• [Your task]: Write out all entries word for word.

• [Supplied records]:
....

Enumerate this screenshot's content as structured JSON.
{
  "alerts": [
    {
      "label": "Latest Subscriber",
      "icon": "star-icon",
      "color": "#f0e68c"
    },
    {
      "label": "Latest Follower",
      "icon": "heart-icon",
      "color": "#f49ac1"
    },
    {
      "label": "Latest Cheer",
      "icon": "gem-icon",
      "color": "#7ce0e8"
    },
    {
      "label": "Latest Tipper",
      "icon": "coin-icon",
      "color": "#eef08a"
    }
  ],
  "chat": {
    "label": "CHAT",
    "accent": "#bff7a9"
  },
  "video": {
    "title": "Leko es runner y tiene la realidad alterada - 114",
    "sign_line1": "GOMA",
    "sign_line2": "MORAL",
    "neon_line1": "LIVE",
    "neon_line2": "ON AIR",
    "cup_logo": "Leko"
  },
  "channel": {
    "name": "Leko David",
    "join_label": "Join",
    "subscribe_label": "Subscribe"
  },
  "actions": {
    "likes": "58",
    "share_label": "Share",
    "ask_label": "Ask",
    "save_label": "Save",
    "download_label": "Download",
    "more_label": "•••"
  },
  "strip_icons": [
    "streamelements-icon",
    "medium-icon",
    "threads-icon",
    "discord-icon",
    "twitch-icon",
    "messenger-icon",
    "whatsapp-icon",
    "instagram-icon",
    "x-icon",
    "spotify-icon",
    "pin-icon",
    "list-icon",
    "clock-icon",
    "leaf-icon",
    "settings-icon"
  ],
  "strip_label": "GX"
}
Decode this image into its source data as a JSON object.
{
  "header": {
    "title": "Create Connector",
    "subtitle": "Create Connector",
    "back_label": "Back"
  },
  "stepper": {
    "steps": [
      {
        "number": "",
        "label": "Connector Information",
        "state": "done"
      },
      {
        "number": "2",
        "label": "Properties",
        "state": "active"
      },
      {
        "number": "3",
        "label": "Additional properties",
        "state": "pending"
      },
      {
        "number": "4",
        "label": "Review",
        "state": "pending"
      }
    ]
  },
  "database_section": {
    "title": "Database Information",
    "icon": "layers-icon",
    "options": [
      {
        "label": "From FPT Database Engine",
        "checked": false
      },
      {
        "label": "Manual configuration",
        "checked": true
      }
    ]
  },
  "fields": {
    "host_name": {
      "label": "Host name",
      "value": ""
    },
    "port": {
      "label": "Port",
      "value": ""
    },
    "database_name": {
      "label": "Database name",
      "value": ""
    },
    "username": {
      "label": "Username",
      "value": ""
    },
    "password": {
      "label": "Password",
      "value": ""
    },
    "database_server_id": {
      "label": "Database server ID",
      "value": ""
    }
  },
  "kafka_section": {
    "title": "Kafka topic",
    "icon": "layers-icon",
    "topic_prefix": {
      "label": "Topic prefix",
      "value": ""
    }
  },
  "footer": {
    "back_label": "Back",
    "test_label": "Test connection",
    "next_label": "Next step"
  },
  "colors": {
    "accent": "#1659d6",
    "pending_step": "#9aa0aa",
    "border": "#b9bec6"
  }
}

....

• [Reply to the exercise]:
Enumerate this screenshot's content as structured JSON.
{
  "alerts": [
    {
      "label": "Latest Subscriber",
      "icon": "star-icon",
      "color": "#f0e68c"
    },
    {
      "label": "Latest Follower",
      "icon": "heart-icon",
      "color": "#f49ac1"
    },
    {
      "label": "Latest Cheer",
      "icon": "gem-icon",
      "color": "#7ce0e8"
    },
    {
      "label": "Latest Tipper",
      "icon": "coin-icon",
      "color": "#eef08a"
    }
  ],
  "chat": {
    "label": "CHAT",
    "accent": "#bff7a9"
  },
  "video": {
    "title": "Leko es runner y tiene la realidad alterada - 114",
    "sign_line1": "GOMA",
    "sign_line2": "MORAL",
    "neon_line1": "LIVE",
    "neon_line2": "ON AIR",
    "cup_logo": "Leko"
  },
  "channel": {
    "name": "Leko David",
    "join_label": "Join",
    "subscribe_label": "Subscribe"
  },
  "actions": {
    "likes": "58",
    "share_label": "Share",
    "ask_label": "Ask",
    "save_label": "Save",
    "download_label": "Download",
    "more_label": "•••"
  },
  "strip_icons": [
    "streamelements-icon",
    "medium-icon",
    "threads-icon",
    "discord-icon",
    "twitch-icon",
    "messenger-icon",
    "whatsapp-icon",
    "instagram-icon",
    "x-icon",
    "spotify-icon",
    "pin-icon",
    "list-icon",
    "clock-icon",
    "leaf-icon",
    "settings-icon"
  ],
  "strip_label": "GX"
}
Decode this image into its source data as a JSON object.
{
  "header": {
    "title": "Create Connector",
    "subtitle": "Create Connector",
    "back_label": "Back"
  },
  "stepper": {
    "steps": [
      {
        "number": "",
        "label": "Connector Information",
        "state": "done"
      },
      {
        "number": "2",
        "label": "Properties",
        "state": "active"
      },
      {
        "number": "3",
        "label": "Additional properties",
        "state": "pending"
      },
      {
        "number": "4",
        "label": "Review",
        "state": "pending"
      }
    ]
  },
  "database_section": {
    "title": "Database Information",
    "icon": "layers-icon",
    "options": [
      {
        "label": "From FPT Database Engine",
        "checked": false
      },
      {
        "label": "Manual configuration",
        "checked": true
      }
    ]
  },
  "fields": {
    "host_name": {
      "label": "Host name",
      "value": ""
    },
    "port": {
      "label": "Port",
      "value": ""
    },
    "database_name": {
      "label": "Database name",
      "value": ""
    },
    "username": {
      "label": "Username",
      "value": ""
    },
    "password": {
      "label": "Password",
      "value": ""
    },
    "database_server_id": {
      "label": "Database server ID",
      "value": ""
    }
  },
  "kafka_section": {
    "title": "Kafka topic",
    "icon": "layers-icon",
    "topic_prefix": {
      "label": "Topic prefix",
      "value": ""
    }
  },
  "footer": {
    "back_label": "Back",
    "test_label": "Test connection",
    "next_label": "Next step"
  },
  "colors": {
    "accent": "#1659d6",
    "pending_step": "#9aa0aa",
    "border": "#b9bec6"
  }
}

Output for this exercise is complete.